News Article

US Customs and Border Patrol makes cuts to combat sequestration

In the USA, with sequestration taking effect on March 1, automatic spending cuts have been triggered which will force US Customs and Border Protection (CBP) to make significant cuts in its budget which could have a serious impact on shipments, especially imports into the USA.

Sequestration, adopted by Congress as part of the Budget Control Act of 2011, was designed to force Congress to come to an agreement to address the federal budget deficit. It triggers a series of automatic government spending cuts, totalling about $1 trillion over the next 10 years.

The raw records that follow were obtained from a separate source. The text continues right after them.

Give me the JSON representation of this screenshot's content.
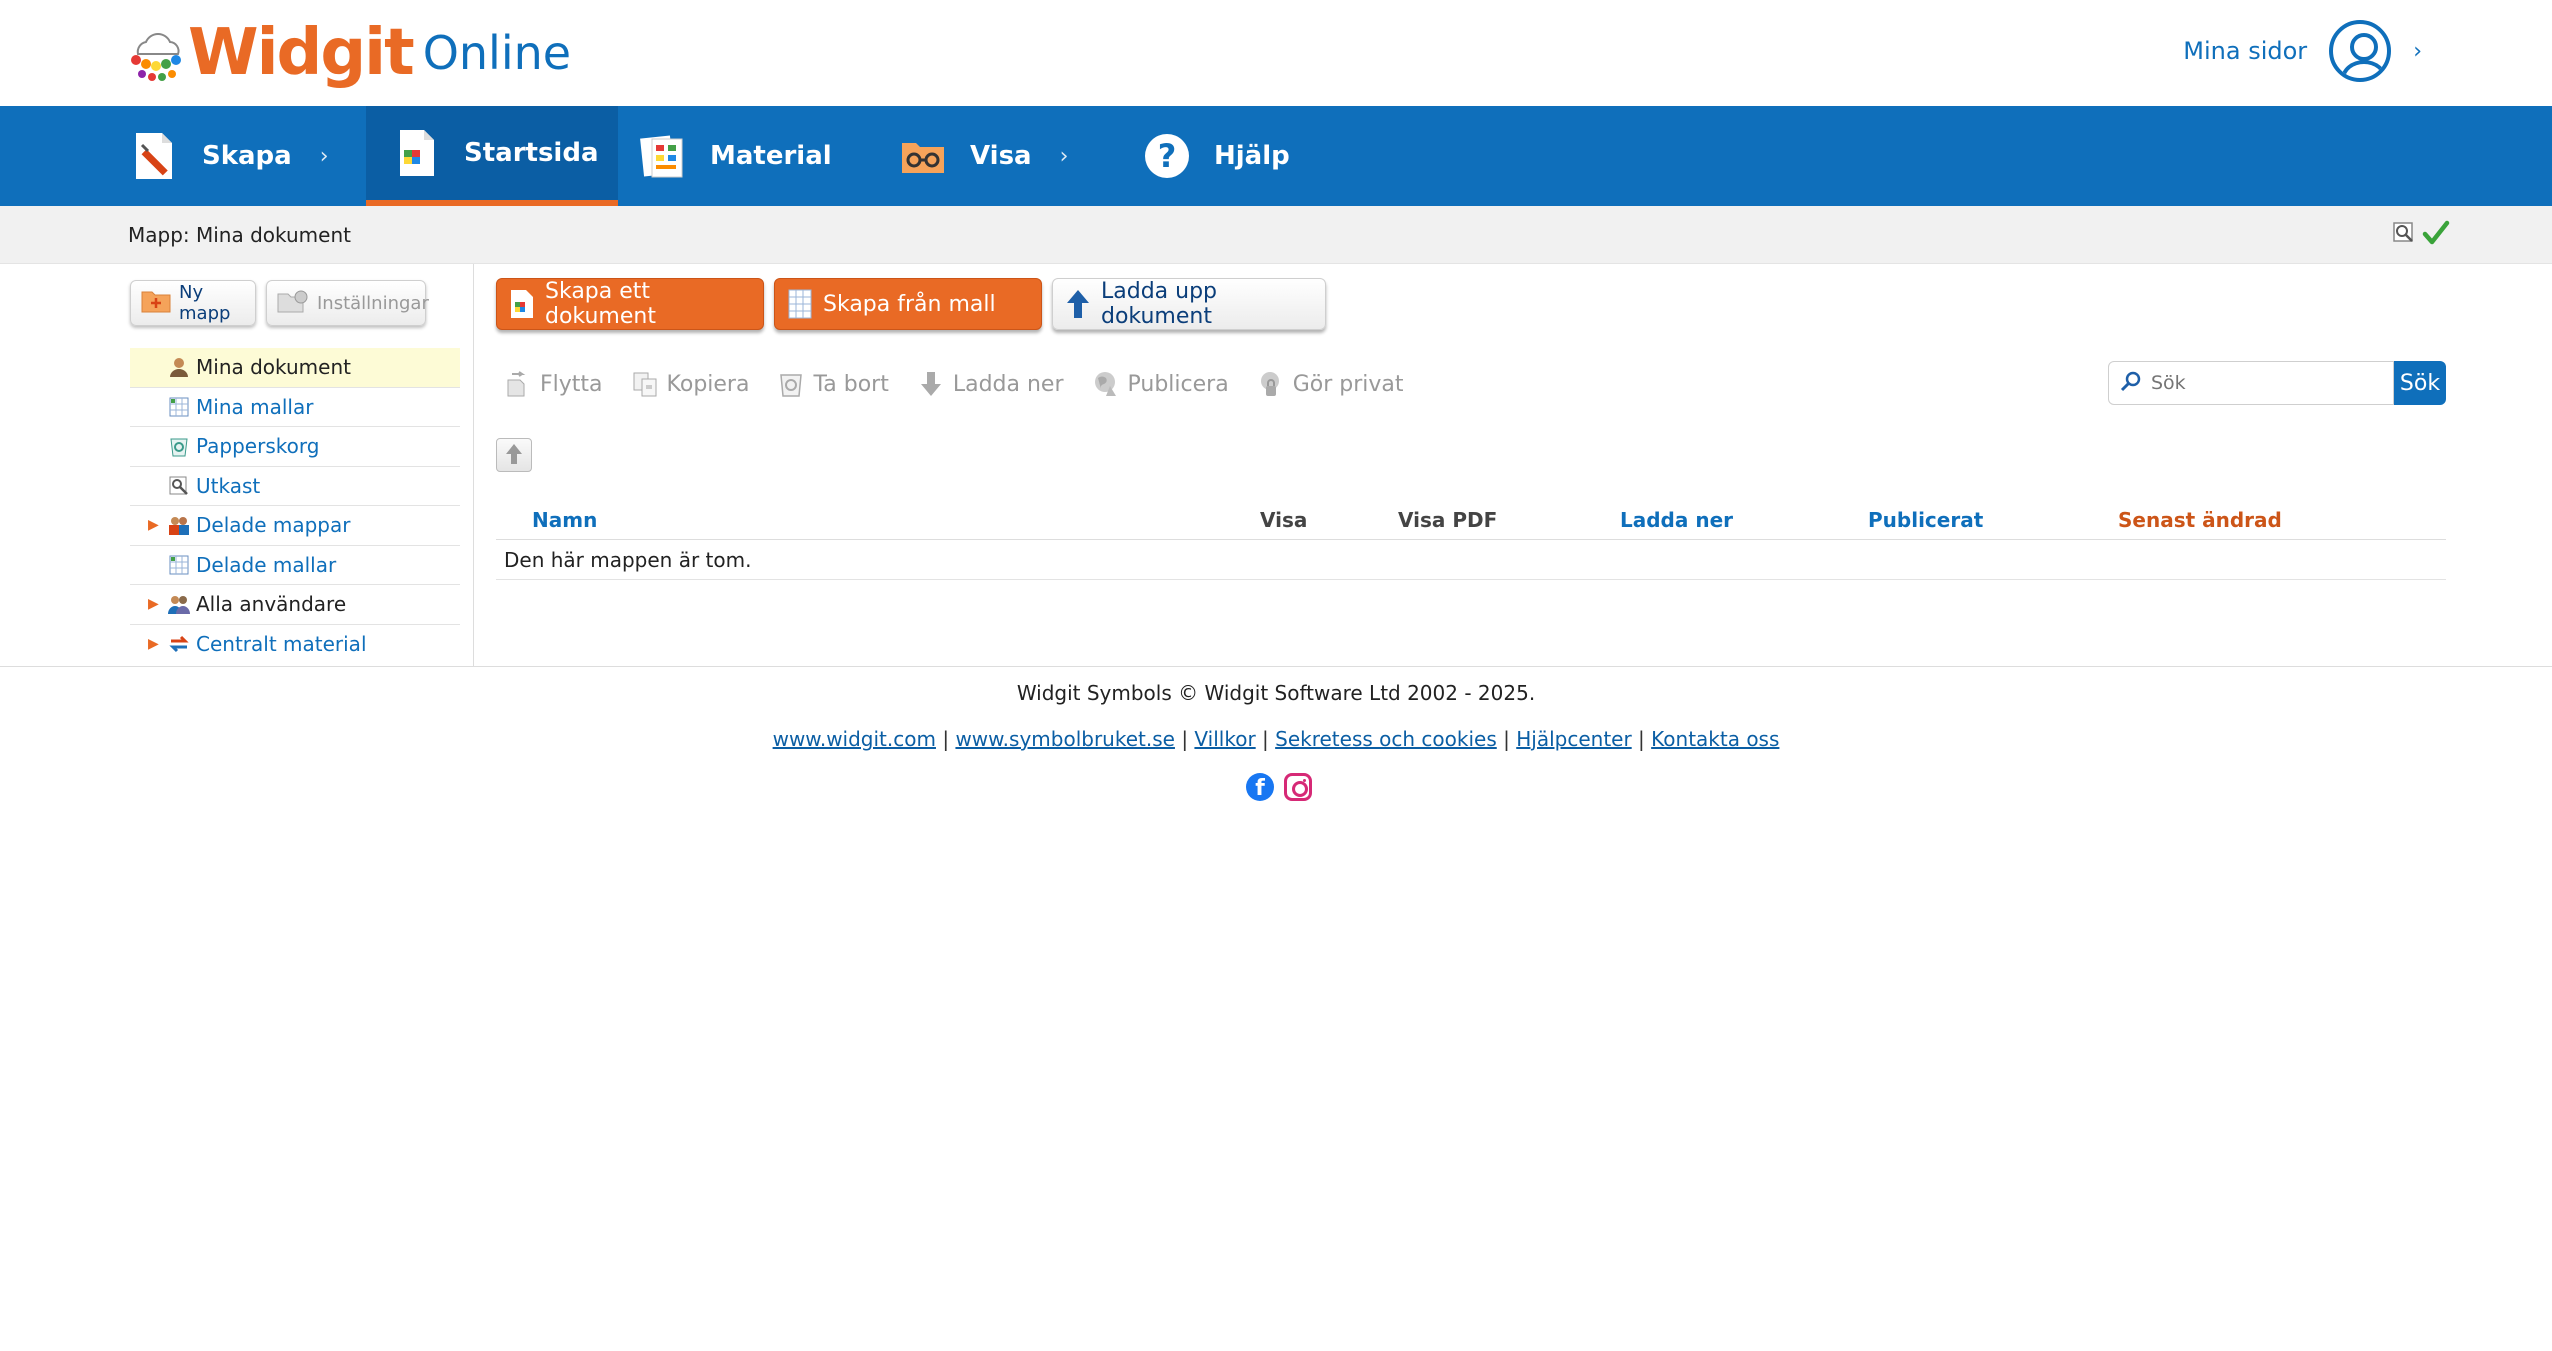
{
  "logo": {
    "word": "Widgit",
    "suffix": "Online"
  },
  "account": {
    "label": "Mina sidor",
    "chevron": "›"
  },
  "nav": {
    "items": [
      {
        "label": "Skapa",
        "icon": "pencil-document-icon",
        "has_chevron": true
      },
      {
        "label": "Startsida",
        "icon": "home-document-icon",
        "active": true
      },
      {
        "label": "Material",
        "icon": "material-icon"
      },
      {
        "label": "Visa",
        "icon": "glasses-folder-icon",
        "has_chevron": true
      },
      {
        "label": "Hjälp",
        "icon": "help-icon"
      }
    ],
    "chevron": "›"
  },
  "breadcrumb": {
    "text": "Mapp: Mina dokument"
  },
  "sidebar": {
    "new_folder_label": "Ny mapp",
    "settings_label": "Inställningar",
    "tree": [
      {
        "label": "Mina dokument",
        "selected": true,
        "expandable": false
      },
      {
        "label": "Mina mallar",
        "expandable": false
      },
      {
        "label": "Papperskorg",
        "expandable": false
      },
      {
        "label": "Utkast",
        "expandable": false
      },
      {
        "label": "Delade mappar",
        "expandable": true
      },
      {
        "label": "Delade mallar",
        "expandable": false
      },
      {
        "label": "Alla användare",
        "expandable": true
      },
      {
        "label": "Centralt material",
        "expandable": true
      }
    ]
  },
  "actions": {
    "create_document": "Skapa ett dokument",
    "create_from_template": "Skapa från mall",
    "upload_document": "Ladda upp dokument"
  },
  "toolbar": {
    "move": "Flytta",
    "copy": "Kopiera",
    "delete": "Ta bort",
    "download": "Ladda ner",
    "publish": "Publicera",
    "make_private": "Gör privat"
  },
  "search": {
    "placeholder": "Sök",
    "button_label": "Sök"
  },
  "table": {
    "columns": [
      "Namn",
      "Visa",
      "Visa PDF",
      "Ladda ner",
      "Publicerat",
      "Senast ändrad"
    ],
    "empty_message": "Den här mappen är tom."
  },
  "footer": {
    "copyright": "Widgit Symbols © Widgit Software Ltd 2002 - 2025.",
    "links": [
      "www.widgit.com",
      "www.symbolbruket.se",
      "Villkor",
      "Sekretess och cookies",
      "Hjälpcenter",
      "Kontakta oss"
    ],
    "separator": "|"
  },
  "colors": {
    "brand_blue": "#0f6fbb",
    "brand_orange": "#e96a25",
    "selected_row": "#fdfbd6",
    "sorted_column": "#cc5518"
  }
}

These spending cuts, which started March 1, 2013, are split equally between defence and non-defence spending, according to the Department of Homeland Security.

It would appear that the biggest impact to importers will come from the elimination of overtime hours for CBP officers. CBP expects employee redundancies to begin in April and last through the remainder of the year. These cutbacks could lead to up to 5 day delays in cargo examinations for ocean cargo and 5-6 hour delays for air cargo. CBP is committed to its antiterrorism mission and is continuing the cargo screening through the radiation portal monitors. These non-intrusive exams usually happen seamlessly and add little time to the release and delivery of the cargo. However, with labour cutbacks, it is reasonable to anticipate delays due to this screening.

Service levels will reduce with regard to CBP cargo operations, according to the DHS website. There may also be significant daily back-ups for truck shipments at land border ports.

In mid February, Department of Homeland Security Secretary Janet Napolitano warned that sequester reductions would roll back border security, increase wait times at ports of entry and airports, and produce a host of other consequences.

As a result of sequestration, CBP may reduce hours of service at select airports, seaports and land ports of entry, and any changes to service hours will be port-specific and determined locally.

CBP has stated that priority will be given in certain situations. Perishable cargo will be prioritised with the objective of no meaningful delays in the cargo release. CBP also stated that those companies that have made significant investment in CBP partnerships such as the Importer Self-Assessment Program and the Customs-Trade Partnership Against Terrorism will continue to realise the benefits of those partnerships and will get priority processing.

We are still learning how other federal agencies will handle the sequestration however CBP advised that APHIS, FDA and CPSC do not expect redundancies at least for the near term.

Published: 05 March 2013 -